f) You never know what police department you may find yourself dealing with on a matter. You may find three to six different police departments involved in a matter as there are over 15 in the area (DC, Arlington, Alexandria, Virginia State troopers, Fairfax police, Montgomery police, Prince Georges, Maryland State Troopers, Secret Service, Capitol Hill Police, US Parks Police, State Department Police, the Army’s Military Police, the Air Force’s Military Police, the Navy Marine’s Shore Patrol, Metro Police and often The Guardian Angels)

Friday, February 02, 2007

Another Music Weekend

Once again our family has a busy weekend. Last weekend Jonathan was tied up Friday and Saturday rehearsing with the National Capital Band ahead of this weekend’s CD recording. The recording session started early Friday evening and will conclude mid Saturday afternoon. Jonathan has been excited by participating in this project that leads up to the band’s trip to Switzerland and France.

For the fifth weekend since the beginning of the year, Josh has been involved in a music event. Last week was the three days of honor band at George Mason and this weekend is All-District Band. The District Band rehearsal started Thursday evening, continued Friday morning and afternoon, and will run from 8:30 to 2:30 on Saturday followed by a concert in the evening. Being in the top district band they are playing music that many college groups would find challenging. Stretching experiences like Honor Bands and District Bands help to push and challenge youthful players to move to the next level.

Josh does not mind being busy with his music as he sees it as a major part of his future. Between New Years and November, Josh will have had only five or six weekends where he has not been heavily participating in a musical event of one type or another, and none of which are TSA events.

Jonathan’s interest and knowledge was more rounded than mine at the same age. Though he had a more rounded and broader exposure by the end of high school than I, in the last five years Jonathan’s interest has narrowed somewhat upon TSA music. While Jonathan’s interest has become more limited, the breadth of Josh’s exposure has exploded.

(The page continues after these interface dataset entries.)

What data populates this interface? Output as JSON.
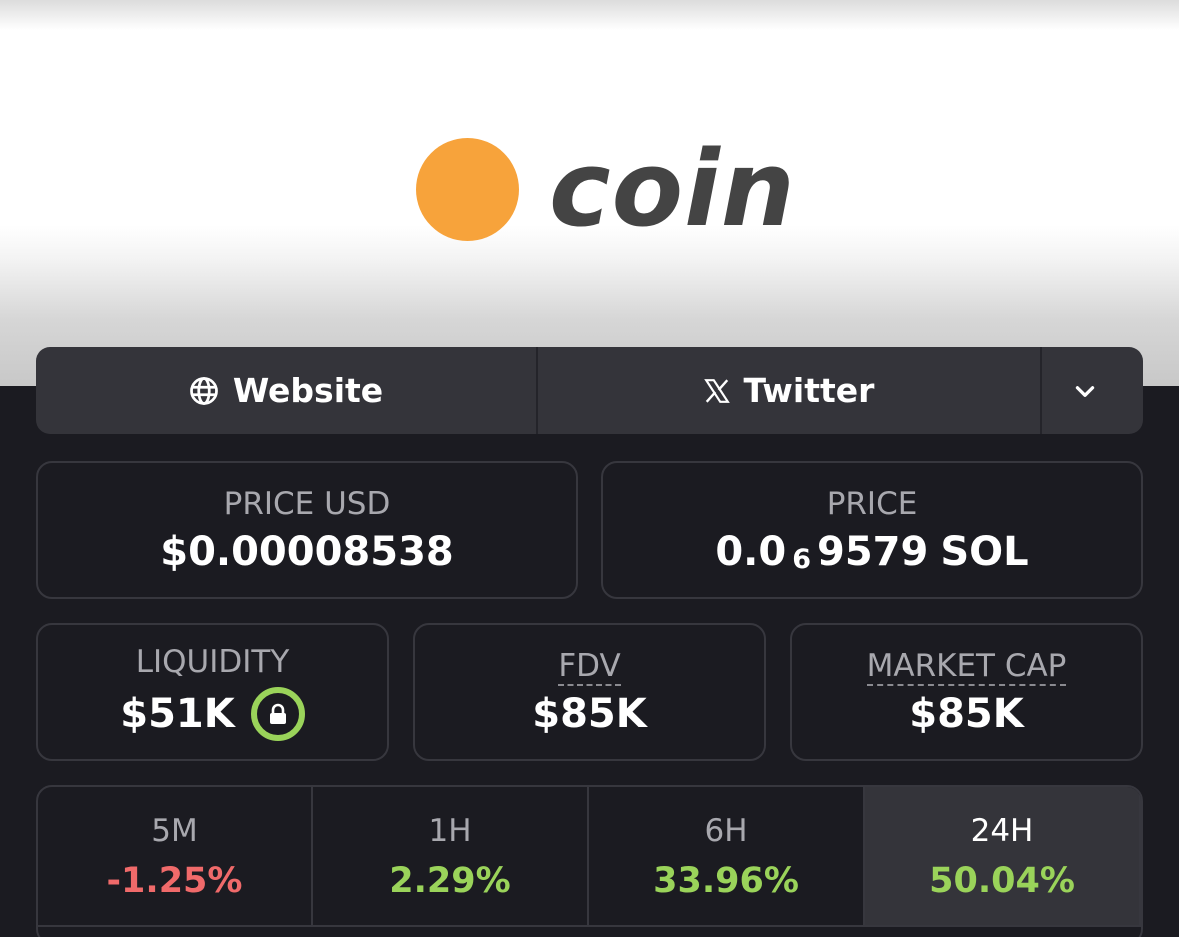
{
  "header": {
    "logo_text": "coin",
    "logo_color": "#f7a33b"
  },
  "links": {
    "website": "Website",
    "twitter": "Twitter",
    "more_icon": "chevron-down-icon"
  },
  "price_usd": {
    "label": "PRICE USD",
    "value": "$0.00008538"
  },
  "price_native": {
    "label": "PRICE",
    "prefix": "0.0",
    "zeros": "6",
    "digits": "9579",
    "unit": "SOL"
  },
  "liquidity": {
    "label": "LIQUIDITY",
    "value": "$51K",
    "lock_icon": "lock-icon"
  },
  "fdv": {
    "label": "FDV",
    "value": "$85K"
  },
  "market_cap": {
    "label": "MARKET CAP",
    "value": "$85K"
  },
  "timeframes": [
    {
      "label": "5M",
      "change": "-1.25%",
      "color": "#f06a6a"
    },
    {
      "label": "1H",
      "change": "2.29%",
      "color": "#9ad35a"
    },
    {
      "label": "6H",
      "change": "33.96%",
      "color": "#9ad35a"
    },
    {
      "label": "24H",
      "change": "50.04%",
      "color": "#9ad35a"
    }
  ]
}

Observing the way in which Josh’s knowledge and interest has expanded over the last year has been an interesting and exciting. Whereas at his age my interest was dominated by brass bands, Army music is only a minor interest to Josh. His musical participation and exposure is the broadest in the family and continues to expand. He is finding great satisfaction and fulfillment with musical expressions that are outside the Army. He finds them to be more challenging and enjoyable. He has a growing desire to play orchestral and concert music. He desire is to write items for concert bands and jazz ensembles rather than for Army bands. There is a budding interest in traditional choral music and one day in the coming few years may even try to write a vocal item. Josh sees Army music as part of his heritage and start, it is not a major factor is his thinking about his future.